Risk factors include obesity, increased age, occupations especially jobs that require high usage of that particular joints, trauma, being female and of course having a family history of OA.

The details of molecular mechanisms of OA initiation and progression remains poorly understood. It is thought to be a result of an imbalance of the cartilage being worn out and the chondrocytes trying to repair the cartilage of the joints. This leads to structural issues within the joint and this causes more wear and tear of the joints. This may be seen on a simple X-ray. Changes commonly seen are loss of joint space ie space between the joints become narrower due to a direct loss of cartilage, osteophytes – which are new bones forming/coming out of end of bones, subarticular sclerosis – or increased density of the bone along the joint line and subchondral cysts which are small fluid filled holes in the bone along the joint line.

Oddly X-ray changes do not necessarily correlate with symptoms one may have. We may see changes on X-rays in someone with no pains at all, and similarly someone with severe symptoms on OA may only have mild changes on X-rays.

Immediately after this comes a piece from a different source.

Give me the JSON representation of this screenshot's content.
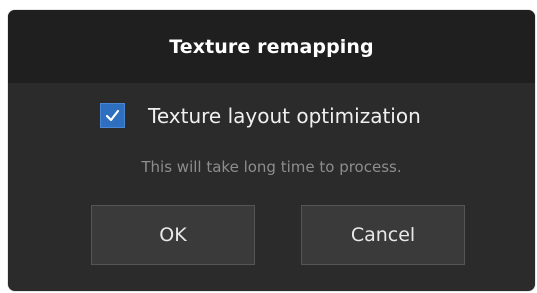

OA presents with joint pains and stiffness. This tends to be worse with activity. Eventually it can lead to deformity and instability of the joints and lastly reduced function of the joints. The knees and hips are key joints that get affected. It can also affect the spine, distal end of fingers, the thumb, wrist and cervical spine.

Signs to be seen on examination include Heberdens nodes which occurs at the distal interphalangeal joints of the fingers. Next is Bouchards nodes which occur at proximal interphalangeal joints of the fingers and lastly squaring at the thumbs. There may be a weak or reduced grip or reduced range of motion of the fingers. The thumb in particular is a special joint as it is very prone to wear and tear when used for complex movements. This is why it tends to present early in OA especially for people who use their hands a lot.

In making a diagnosis, it has been shown a diagnosis can be made easily without any investigations if the patients over the age of 45 with typical activity related pains or no morning stiffness or stiffness lasting less than 30min. If stiffness lasts more than 30min then we should think about an inflammatory cause. X-rays can be done to check the severity and confirming the diagnosis. But they are not always necessary if the presentation is typical.

In terms of management, it is always important to educate the patient on the diagnosis and start lifestyle changes like losing weight as it will help reduce the load on the joints. Physiotherapy to